(written by Corinne Baker, a member of Good Shepherd)
Two weeks ago, here at Good Shepherd, I participated in Today’s Dream: Tomorrow’s Reality, a workshop held by WELCA to help build anti-racist organizations [http://www.womenoftheelca.org/our-work-pages-4.php]. Racism, as defined in the workshop, is a system of advantage based on race.
The workshop discussion centers around a video where white men and women share and reflect on their personal experiences with white privilege. Most of us have probably participated in at least one workshop or read something about racism from the perspective of being aware of discriminatory actions or helping people who are discriminated against. This is a very different conversation. White privilege is a power structure that still feeds racism. Certainly less than in the past, but still today.
I don’t think of myself as racist, but I know I have prejudices, seemingly innate and hopefully internal-only responses in some situations, even though I don’t want to. And I know I benefit from the societal system by being white.

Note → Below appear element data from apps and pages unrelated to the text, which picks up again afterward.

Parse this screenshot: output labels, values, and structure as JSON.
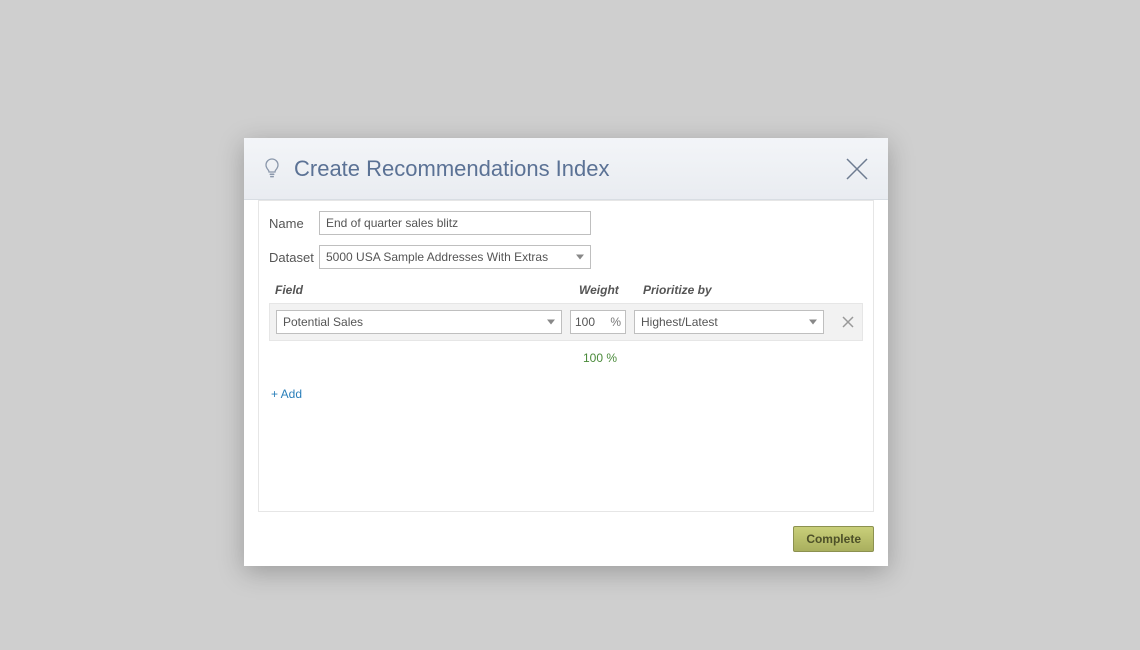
{
  "header": {
    "title": "Create Recommendations Index"
  },
  "form": {
    "name_label": "Name",
    "name_value": "End of quarter sales blitz",
    "dataset_label": "Dataset",
    "dataset_selected": "5000 USA Sample Addresses With Extras"
  },
  "grid": {
    "headers": {
      "field": "Field",
      "weight": "Weight",
      "prioritize": "Prioritize by"
    },
    "rows": [
      {
        "field": "Potential Sales",
        "weight": "100",
        "weight_unit": "%",
        "prioritize": "Highest/Latest"
      }
    ],
    "total_weight": "100 %"
  },
  "actions": {
    "add_label": "+ Add",
    "complete_label": "Complete"
  }
}
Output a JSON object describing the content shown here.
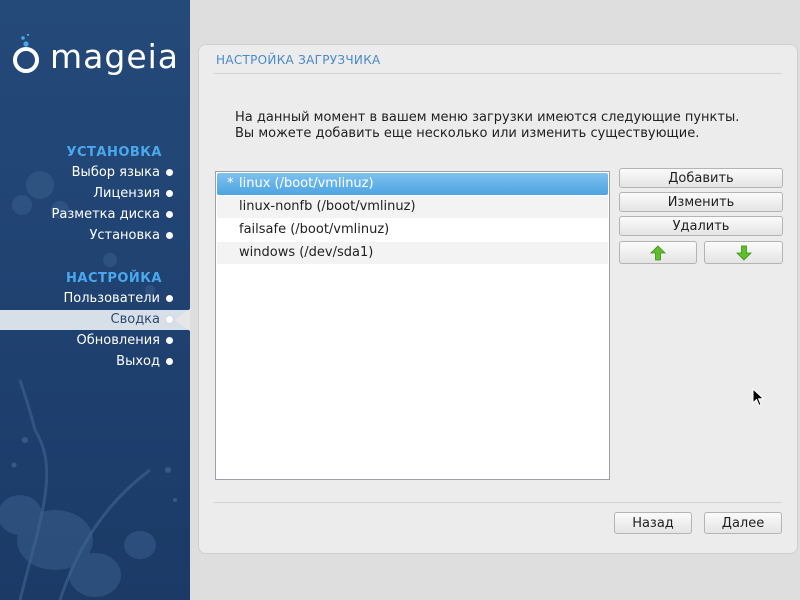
{
  "sidebar": {
    "logo_text": "mageia",
    "sections": [
      {
        "title": "УСТАНОВКА"
      },
      {
        "title": "НАСТРОЙКА"
      }
    ],
    "install_steps": [
      "Выбор языка",
      "Лицензия",
      "Разметка диска",
      "Установка"
    ],
    "config_steps": [
      "Пользователи",
      "Сводка",
      "Обновления",
      "Выход"
    ],
    "active_step": "Сводка"
  },
  "panel": {
    "title": "НАСТРОЙКА ЗАГРУЗЧИКА",
    "description": [
      "На данный момент в вашем меню загрузки имеются следующие пункты.",
      "Вы можете добавить еще несколько или изменить существующие."
    ],
    "entries": [
      {
        "marker": "*",
        "label": "linux (/boot/vmlinuz)",
        "selected": true
      },
      {
        "marker": "",
        "label": "linux-nonfb (/boot/vmlinuz)",
        "selected": false
      },
      {
        "marker": "",
        "label": "failsafe (/boot/vmlinuz)",
        "selected": false
      },
      {
        "marker": "",
        "label": "windows (/dev/sda1)",
        "selected": false
      }
    ],
    "buttons": {
      "add": "Добавить",
      "modify": "Изменить",
      "remove": "Удалить",
      "move_up_icon": "arrow-up-icon",
      "move_down_icon": "arrow-down-icon"
    },
    "footer": {
      "back": "Назад",
      "next": "Далее"
    }
  },
  "colors": {
    "sidebar_bg": "#1f4170",
    "section_title": "#4aa8ec",
    "panel_title": "#4a89c8",
    "selection": "#4da4e2",
    "arrow_green": "#5fbf2a"
  }
}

The workshop experience is one that has stuck with me. It’s a hard topic to think about let alone talk about. But a very important topic. In the back of my mind, I’ve been searching for a more concrete way to respond to events like the deaths of Michael Brown, Eric Gardner and Tamir Rice and the persistent, systemic problems they represent, as well as the 50th anniversaries of important civil rights milestones. I feel a certain calling to this—continuing to think through, talk about and take action in ways that can help alleviate racism from the perspective of white privilege.
The workshop is being held again at the DC WELCA annual convention [http://dwyercl2.wix.com/welca-metrodcsynod#!events/c507], Saturday, April 11 at the Village at Rockville (formerly the National Lutheran Home). I’m planning to go again and would love to carpool if others are interested.
Among many powerful examples of the importance of this conversation, this work, two have been forefront in my mind for a few weeks.
The first is from a recent PBS Independent Lens program called Through a Lens Darkly: Black Photographers and the Emergence of a People[http://www.pbs.org/independentlens/through-a-lens-darkly/]. An African American woman, perhaps in her mid-30, is remembering when, as a 6 year old child, she realized she was black. With that realization, this: she didn’t want to be black.
The second is from the workshop video. A white woman recounted an experience that has stayed with her—at a conference where an African American presenter described waking every morning and remembering ‘I am black’. In sharing this experience she asks: How many of us ever think ‘I am white’?